BofA's redesigned envelopes are absent of their company's notorious logo. Something card holders say they look for when sorting their mail. "I threw away the statements month after month because I thought it was just junk. It looked like all the other junk solicitations I get and who has time to open up and scrutinize all that junk mail," says Meryl Brown of Tulsa.
Sure, statements that don't look like statements can cut down the chances your credit card bill will be swiped out of your mailbox by an identity thief.
But experts say consumers should worry about another problem related to the statements that are hiding in plain sight. And that the envelope makeover can lead to big credit troubles. Brown agrees. "I incurred late charges because by the time I realized I hadn't paid my bill one month, the payment was late."
So what prompted card issuers to make the envelope switch?
Scott Stevenson of EliminateIDTheft.com says delinquencies at credit card companies are mounting. Because of this, many issuers are outsourcing more of the servicing on these accounts to call centers and agencies. "These agencies are third-parties and are subject to the Federal Debt Collections Practice Act (FDCPA). As such, they are prevented from many techniques that are available to the original creditor. To avoid potential litigation and violations of this act which courts continue to expand the reach, agencies are sending statements out using plain white envelopes."
So BofA's quest to save a buck or two could actually cost consumers several FICO score points.
"The obvious drawback for receiving these statements is that they are easily mistaken for junk mail or other unsolicited mail that consumers receive on a daily basis. Tearing these up and throwing them away without opening them can cause consumers to miss a payment, thus affecting payment history and, in turn, the credit score," Stevenson says.
And since payment history is responsible for about 35% of your credit score, a missed payment resulting from misunderstood "junk" can be costly.
Betty Reiss, spokesperson for Bank of America, says "Our statements include a notice on the envelope that says "statement enclosed" to alert customers and help ensure that it's not overlooked."
But critics caution that the somewhat-obscure blurb isn't enough.
Here's what you can do to keep unmarked bills from destroying your credit score.
- Choose a route that's safer than the Post Office, go paperless. Since most credit issuers provide historical statements online, this also lets you track purchases and expenditures.
- Open all your mail, even if you think it may be junk. Yes, it'll take an extra few minutes, but it could save you more than a few credit points.

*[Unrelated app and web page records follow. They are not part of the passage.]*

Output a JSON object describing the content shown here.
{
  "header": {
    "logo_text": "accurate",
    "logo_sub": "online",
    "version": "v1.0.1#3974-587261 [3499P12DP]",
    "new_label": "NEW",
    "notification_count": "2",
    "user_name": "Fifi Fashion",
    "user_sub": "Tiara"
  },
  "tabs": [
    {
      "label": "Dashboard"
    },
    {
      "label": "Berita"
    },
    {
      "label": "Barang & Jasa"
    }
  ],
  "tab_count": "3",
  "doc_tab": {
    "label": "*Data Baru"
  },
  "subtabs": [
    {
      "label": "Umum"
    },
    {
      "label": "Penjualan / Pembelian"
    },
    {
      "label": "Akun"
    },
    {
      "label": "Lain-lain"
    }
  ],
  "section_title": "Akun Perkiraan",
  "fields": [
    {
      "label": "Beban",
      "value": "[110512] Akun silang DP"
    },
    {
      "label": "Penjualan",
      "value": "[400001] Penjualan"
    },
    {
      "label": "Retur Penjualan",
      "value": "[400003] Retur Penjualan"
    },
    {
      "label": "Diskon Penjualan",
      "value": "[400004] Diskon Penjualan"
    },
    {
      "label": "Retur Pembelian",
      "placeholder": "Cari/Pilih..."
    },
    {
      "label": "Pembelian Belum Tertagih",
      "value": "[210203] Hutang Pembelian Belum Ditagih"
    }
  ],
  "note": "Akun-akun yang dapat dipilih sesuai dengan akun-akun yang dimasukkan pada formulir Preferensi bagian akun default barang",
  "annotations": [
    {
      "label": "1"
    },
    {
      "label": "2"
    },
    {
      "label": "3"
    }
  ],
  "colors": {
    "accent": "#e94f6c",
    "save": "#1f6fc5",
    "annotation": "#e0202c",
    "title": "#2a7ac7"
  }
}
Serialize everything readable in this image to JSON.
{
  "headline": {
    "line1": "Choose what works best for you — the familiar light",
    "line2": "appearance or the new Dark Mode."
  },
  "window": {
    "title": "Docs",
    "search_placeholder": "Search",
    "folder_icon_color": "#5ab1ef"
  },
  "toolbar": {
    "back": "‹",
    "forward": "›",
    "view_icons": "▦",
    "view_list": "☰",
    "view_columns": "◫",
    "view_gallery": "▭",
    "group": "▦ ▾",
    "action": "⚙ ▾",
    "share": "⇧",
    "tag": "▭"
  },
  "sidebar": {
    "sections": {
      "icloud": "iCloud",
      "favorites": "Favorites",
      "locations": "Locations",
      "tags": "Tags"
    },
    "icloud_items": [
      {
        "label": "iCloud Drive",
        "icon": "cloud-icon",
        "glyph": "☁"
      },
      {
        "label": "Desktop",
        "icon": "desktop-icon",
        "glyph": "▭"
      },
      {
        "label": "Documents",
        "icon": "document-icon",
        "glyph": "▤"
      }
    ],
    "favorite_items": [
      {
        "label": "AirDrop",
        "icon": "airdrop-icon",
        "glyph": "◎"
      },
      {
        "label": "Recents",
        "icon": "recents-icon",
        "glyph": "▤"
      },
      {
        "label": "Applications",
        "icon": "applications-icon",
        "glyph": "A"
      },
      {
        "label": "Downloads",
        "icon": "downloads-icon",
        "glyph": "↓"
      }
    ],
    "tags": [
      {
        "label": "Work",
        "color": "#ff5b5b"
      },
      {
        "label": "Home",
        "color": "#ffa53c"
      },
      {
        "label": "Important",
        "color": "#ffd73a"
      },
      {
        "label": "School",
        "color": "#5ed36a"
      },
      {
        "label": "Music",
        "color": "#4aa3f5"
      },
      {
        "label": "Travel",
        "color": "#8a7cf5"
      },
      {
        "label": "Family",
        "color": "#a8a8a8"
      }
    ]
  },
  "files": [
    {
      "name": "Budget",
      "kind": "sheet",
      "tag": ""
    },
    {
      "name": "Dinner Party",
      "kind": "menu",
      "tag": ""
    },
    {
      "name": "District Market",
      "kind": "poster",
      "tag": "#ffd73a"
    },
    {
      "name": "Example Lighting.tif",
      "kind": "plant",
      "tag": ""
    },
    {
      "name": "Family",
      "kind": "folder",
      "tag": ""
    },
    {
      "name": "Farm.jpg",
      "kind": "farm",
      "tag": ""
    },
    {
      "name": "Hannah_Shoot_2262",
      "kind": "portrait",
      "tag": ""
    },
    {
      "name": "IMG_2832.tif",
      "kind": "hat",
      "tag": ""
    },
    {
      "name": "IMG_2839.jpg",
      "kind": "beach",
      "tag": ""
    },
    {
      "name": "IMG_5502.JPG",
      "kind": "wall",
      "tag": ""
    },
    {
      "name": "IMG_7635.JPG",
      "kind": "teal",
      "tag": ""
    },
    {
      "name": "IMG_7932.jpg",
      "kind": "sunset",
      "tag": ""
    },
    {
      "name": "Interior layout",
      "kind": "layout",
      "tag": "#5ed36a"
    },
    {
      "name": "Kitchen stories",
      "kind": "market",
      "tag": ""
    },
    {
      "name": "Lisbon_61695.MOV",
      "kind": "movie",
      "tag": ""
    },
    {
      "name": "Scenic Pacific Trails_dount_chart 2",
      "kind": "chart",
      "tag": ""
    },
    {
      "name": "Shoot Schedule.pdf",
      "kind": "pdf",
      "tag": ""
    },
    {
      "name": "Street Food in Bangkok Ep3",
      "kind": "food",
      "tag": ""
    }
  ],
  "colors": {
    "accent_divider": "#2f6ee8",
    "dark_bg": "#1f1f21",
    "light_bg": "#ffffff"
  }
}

- Make a list of all of your accounts and monthly expenses. Include the bill's due dates to remind yourself of when you should be dropping a payment in the mail, or hitting "pay now" to process an online payment.